Many drinkers believe a standard drink is of greater volume than it is. This is termed the “over-sizing effect” and leads to a false sense of drinking within the confines of moderation. Drinkers have trouble pouring standard drinks and the norm is to over pour. According to BBC News (October 7, 2011), the Office of National Statistics in the UK found that 82% of adults claim to know what a unit of alcohol is, but 77% don’t know how many units are in a typical large glass of wine and only 13% kept tabs on the number of units they drank. To use a common measure, a 4 ounce pour is 120 ml or half cup, the standard U.S. drink of 5 ounces is about two thirds cup, and a 6 ounce pour (common in restaurants) is three quarters cup. It is very easy to pour 10 ounces into a Burgundy glass, thinking it is one standard drink. A table showing the cumulative consumption of alcohol in ounces per number of 5 ounce pours of wine is below:

The Iowa Alcoholic Beverages Division has created a mobile site, CALCohol, that calculates alcoholic content based on the listed proof and size of drink. If the user knows the alcohol content, the app can give a serving suggestion. It is the first site of its kind that identifies the number of standard servings. It also can estimate the users blood alcohol level at any time and tells the user when they will be sober (the users weight, height, gender and age are taken into account). The app can be downloaded at

Another way to monitor drink and insure that you are within the confines of moderation is to use a wine measuring glass such as the Moderation Wine Glasses offered by Mr. Picky ( The red and white glasses are made in a Riedel factory in Germany and are endorsed by cardiologist and heart surgeon, Steven Gundry, M.D., and author of the Sonoma Diet, Dr. Connie Guttersen. Discrete bubbles on the glass measure 4, 6 and 8 ounces. For me, this would take some of the pleasure out of enjoying wine.
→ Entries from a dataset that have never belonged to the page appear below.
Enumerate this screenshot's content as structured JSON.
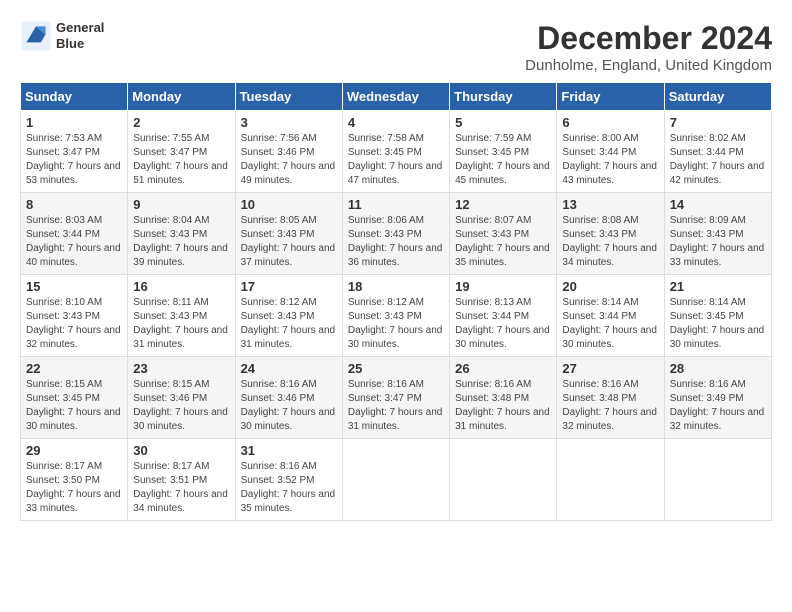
{
  "header": {
    "logo_line1": "General",
    "logo_line2": "Blue",
    "month": "December 2024",
    "location": "Dunholme, England, United Kingdom"
  },
  "weekdays": [
    "Sunday",
    "Monday",
    "Tuesday",
    "Wednesday",
    "Thursday",
    "Friday",
    "Saturday"
  ],
  "weeks": [
    [
      {
        "day": "1",
        "sunrise": "Sunrise: 7:53 AM",
        "sunset": "Sunset: 3:47 PM",
        "daylight": "Daylight: 7 hours and 53 minutes."
      },
      {
        "day": "2",
        "sunrise": "Sunrise: 7:55 AM",
        "sunset": "Sunset: 3:47 PM",
        "daylight": "Daylight: 7 hours and 51 minutes."
      },
      {
        "day": "3",
        "sunrise": "Sunrise: 7:56 AM",
        "sunset": "Sunset: 3:46 PM",
        "daylight": "Daylight: 7 hours and 49 minutes."
      },
      {
        "day": "4",
        "sunrise": "Sunrise: 7:58 AM",
        "sunset": "Sunset: 3:45 PM",
        "daylight": "Daylight: 7 hours and 47 minutes."
      },
      {
        "day": "5",
        "sunrise": "Sunrise: 7:59 AM",
        "sunset": "Sunset: 3:45 PM",
        "daylight": "Daylight: 7 hours and 45 minutes."
      },
      {
        "day": "6",
        "sunrise": "Sunrise: 8:00 AM",
        "sunset": "Sunset: 3:44 PM",
        "daylight": "Daylight: 7 hours and 43 minutes."
      },
      {
        "day": "7",
        "sunrise": "Sunrise: 8:02 AM",
        "sunset": "Sunset: 3:44 PM",
        "daylight": "Daylight: 7 hours and 42 minutes."
      }
    ],
    [
      {
        "day": "8",
        "sunrise": "Sunrise: 8:03 AM",
        "sunset": "Sunset: 3:44 PM",
        "daylight": "Daylight: 7 hours and 40 minutes."
      },
      {
        "day": "9",
        "sunrise": "Sunrise: 8:04 AM",
        "sunset": "Sunset: 3:43 PM",
        "daylight": "Daylight: 7 hours and 39 minutes."
      },
      {
        "day": "10",
        "sunrise": "Sunrise: 8:05 AM",
        "sunset": "Sunset: 3:43 PM",
        "daylight": "Daylight: 7 hours and 37 minutes."
      },
      {
        "day": "11",
        "sunrise": "Sunrise: 8:06 AM",
        "sunset": "Sunset: 3:43 PM",
        "daylight": "Daylight: 7 hours and 36 minutes."
      },
      {
        "day": "12",
        "sunrise": "Sunrise: 8:07 AM",
        "sunset": "Sunset: 3:43 PM",
        "daylight": "Daylight: 7 hours and 35 minutes."
      },
      {
        "day": "13",
        "sunrise": "Sunrise: 8:08 AM",
        "sunset": "Sunset: 3:43 PM",
        "daylight": "Daylight: 7 hours and 34 minutes."
      },
      {
        "day": "14",
        "sunrise": "Sunrise: 8:09 AM",
        "sunset": "Sunset: 3:43 PM",
        "daylight": "Daylight: 7 hours and 33 minutes."
      }
    ],
    [
      {
        "day": "15",
        "sunrise": "Sunrise: 8:10 AM",
        "sunset": "Sunset: 3:43 PM",
        "daylight": "Daylight: 7 hours and 32 minutes."
      },
      {
        "day": "16",
        "sunrise": "Sunrise: 8:11 AM",
        "sunset": "Sunset: 3:43 PM",
        "daylight": "Daylight: 7 hours and 31 minutes."
      },
      {
        "day": "17",
        "sunrise": "Sunrise: 8:12 AM",
        "sunset": "Sunset: 3:43 PM",
        "daylight": "Daylight: 7 hours and 31 minutes."
      },
      {
        "day": "18",
        "sunrise": "Sunrise: 8:12 AM",
        "sunset": "Sunset: 3:43 PM",
        "daylight": "Daylight: 7 hours and 30 minutes."
      },
      {
        "day": "19",
        "sunrise": "Sunrise: 8:13 AM",
        "sunset": "Sunset: 3:44 PM",
        "daylight": "Daylight: 7 hours and 30 minutes."
      },
      {
        "day": "20",
        "sunrise": "Sunrise: 8:14 AM",
        "sunset": "Sunset: 3:44 PM",
        "daylight": "Daylight: 7 hours and 30 minutes."
      },
      {
        "day": "21",
        "sunrise": "Sunrise: 8:14 AM",
        "sunset": "Sunset: 3:45 PM",
        "daylight": "Daylight: 7 hours and 30 minutes."
      }
    ],
    [
      {
        "day": "22",
        "sunrise": "Sunrise: 8:15 AM",
        "sunset": "Sunset: 3:45 PM",
        "daylight": "Daylight: 7 hours and 30 minutes."
      },
      {
        "day": "23",
        "sunrise": "Sunrise: 8:15 AM",
        "sunset": "Sunset: 3:46 PM",
        "daylight": "Daylight: 7 hours and 30 minutes."
      },
      {
        "day": "24",
        "sunrise": "Sunrise: 8:16 AM",
        "sunset": "Sunset: 3:46 PM",
        "daylight": "Daylight: 7 hours and 30 minutes."
      },
      {
        "day": "25",
        "sunrise": "Sunrise: 8:16 AM",
        "sunset": "Sunset: 3:47 PM",
        "daylight": "Daylight: 7 hours and 31 minutes."
      },
      {
        "day": "26",
        "sunrise": "Sunrise: 8:16 AM",
        "sunset": "Sunset: 3:48 PM",
        "daylight": "Daylight: 7 hours and 31 minutes."
      },
      {
        "day": "27",
        "sunrise": "Sunrise: 8:16 AM",
        "sunset": "Sunset: 3:48 PM",
        "daylight": "Daylight: 7 hours and 32 minutes."
      },
      {
        "day": "28",
        "sunrise": "Sunrise: 8:16 AM",
        "sunset": "Sunset: 3:49 PM",
        "daylight": "Daylight: 7 hours and 32 minutes."
      }
    ],
    [
      {
        "day": "29",
        "sunrise": "Sunrise: 8:17 AM",
        "sunset": "Sunset: 3:50 PM",
        "daylight": "Daylight: 7 hours and 33 minutes."
      },
      {
        "day": "30",
        "sunrise": "Sunrise: 8:17 AM",
        "sunset": "Sunset: 3:51 PM",
        "daylight": "Daylight: 7 hours and 34 minutes."
      },
      {
        "day": "31",
        "sunrise": "Sunrise: 8:16 AM",
        "sunset": "Sunset: 3:52 PM",
        "daylight": "Daylight: 7 hours and 35 minutes."
      },
      null,
      null,
      null,
      null
    ]
  ]
}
I would rather just roughly estimate using a proper wine glass.

Why are we concerned with alcohol intake and the possible gains from moderation? The primary reason is that we drink plenty of alcohol in this nation and there are over 200 diseases or conditions with diagnostic codes in the International Classification of Diseases-10 caused directly or indirectly by alcohol. In 2011, Americans drank 3.7 billion bottles of wine (revealed in a 2012 study by Vinexpo and International Wine and Spirits Research or ISWR) and the United States is now the world’s leading wine consumer in volume and value (although we have one of the lowest rates of drinking in the developed world, with about 20 percent of Americans consuming 96% of the wine). The ISWR predicts United States wine consumption will increase by 10 percent over the next four years, with Americans drinking about 13 liters of wine (3.4 gallons) per adult per year. The average American adult now drinks about 2.6 gallons of wine a year (a little over a glass of wine a week), less than the World Health Organization reported global average of 3.3 gallons a year. The Gallup Consumption Habits Poll from July 9-12, 2012, found that American drinkers consume just over four alcoholic drinks per week on average with 12% consuming eight or more drinks in the past week. Wine is closing in on beer as the favored alcoholic beverage of Americans.
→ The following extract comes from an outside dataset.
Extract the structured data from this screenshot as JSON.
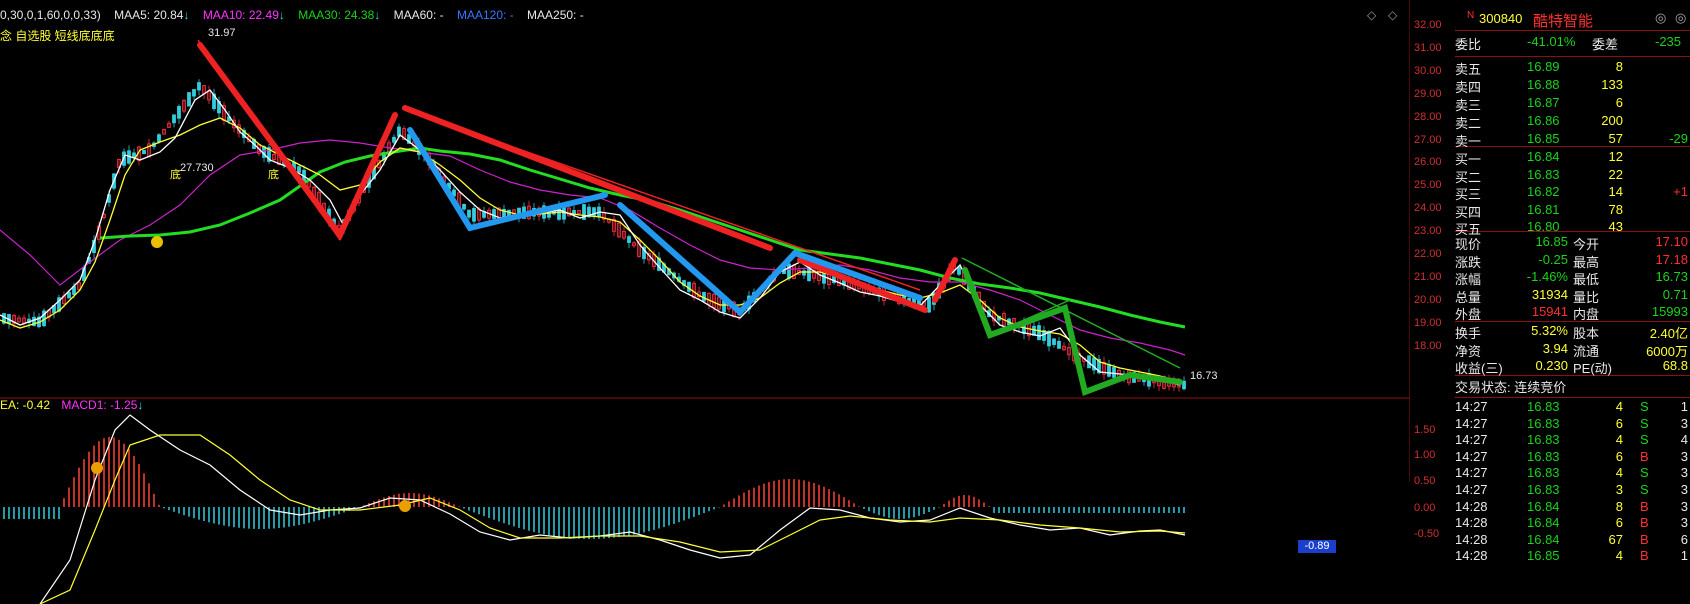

The health benefits and risk of alcohol and wine in particular in the American diet is worth study. According to a reported released January 9, 2013, by the National Research Council and Institute of Medicine, Americans live a shorter life span and are in worse health than residents of other wealthy nations. American men had the lowest life expectancy among men in 17 countries and women had the second-lowest life expectancy, better than only Danish women. Americans are below average regarding a number of important health conditions, including obesity, diabetes and cardiac disease.

The importance of moderation in wine consumption cannot be overemphasized. Over drinking can lead to a number of very serious health problems including sudden death from high blood pressure, heart attack, cardiac arrhythmia or stroke; cardiac myopathy, cirrhosis of the liver, acute alcoholic hepatitis, osteoporosis, chronic gastritis, irritable bowel syndrome, tremors, insomnia, dementia, and cancer of the mouth, pharynx, larynx, esophagus, stomach, liver, colon and breast. One is better off not drinking at all than drinking too much.

There are many challenges to medical research on alcohol in this country and trumpeting the correct message to the American public. Lewis Purdue, who publishes the Wine Industry Insight and Daily News Fetch online has voiced his displeasure. “The wine industry is timid, apathetic, smug and doing a pitiful job of telling the story. Yes, that includes everybody from the Wine Institute to Family Winemakers to every state, local, county and other wine organization in the country.” The Wine Institute, and the Federal Government for that matter, prohibit wineries from hinting at or promoting the health benefits of wine.

Currently, federal money cannot be used to support alcohol research other than the treatment of addiction, and funding is available only for viticulture studies and examination of grapes, raisins and other non-vinification topics. Jake Lorenzo, writing in Wine Business Monthly (December 2012) adds his view. “There is some sinful quality and a bit of guilt attached to drinking any alcoholic beverage. Alcohol, wine included, is regulated by the Bureau of Alcohol, Tobacco, Firearms and Explosives under the auspices of the Department of Homeland Security. That means wine is considered dangerous and possibly subversive by our own government.”

Purdue also points out the number of “alcohol is evil” headlines he sees every day for the Daily News Fetch has been going up steadily along with the “AH-HAH! Wine’s not so good for you after all” articles. I see titles like, “Daily glass of red wine might not be good for you,” frequently as I review the literature. These headlines send a confusing message to the public and have a veil of Neo-prohibitionism. Rob McMillan (SVB on Wine at notes, “Neo-prohibitionism may be less visible, yet the underlying agglomeration of strange bedfellows isn’t yet dead.”

I can sympathize with the public’s confusion about the health benefits of wine. As a medical doctor, I have read a considerable amount of medical literature and research on the relationship between alcoholic beverages and health, yet I find it exasperating to successfully decipher the conflicting reports. Practically every published research study ends with the disclaimers such as, “Further study is necessary,” “More research is needed to explain the results,” and “The results may be explained by biases and confounding.” The word “suggestive” or the two words “interpret cautiously” are often employed.

I believe that we need more voices that are promoting the truth about the responsible consumption of wine to the public. I hope that this issue of the PinotFile speaks loudly to this very complicated subject. There are no absolutes presented here, and readers are encouraged to individualize the vast amount of information and consult with their personal physician for advice on lifestyle, diet and drinking. I agree wholeheartedly with Becca Yeamans, who writes the Academic Wino Blog ( “The complicated nature of both wine and the human body will make blanket statements about the health benefits of wine near impossible.”

Print entire newsletter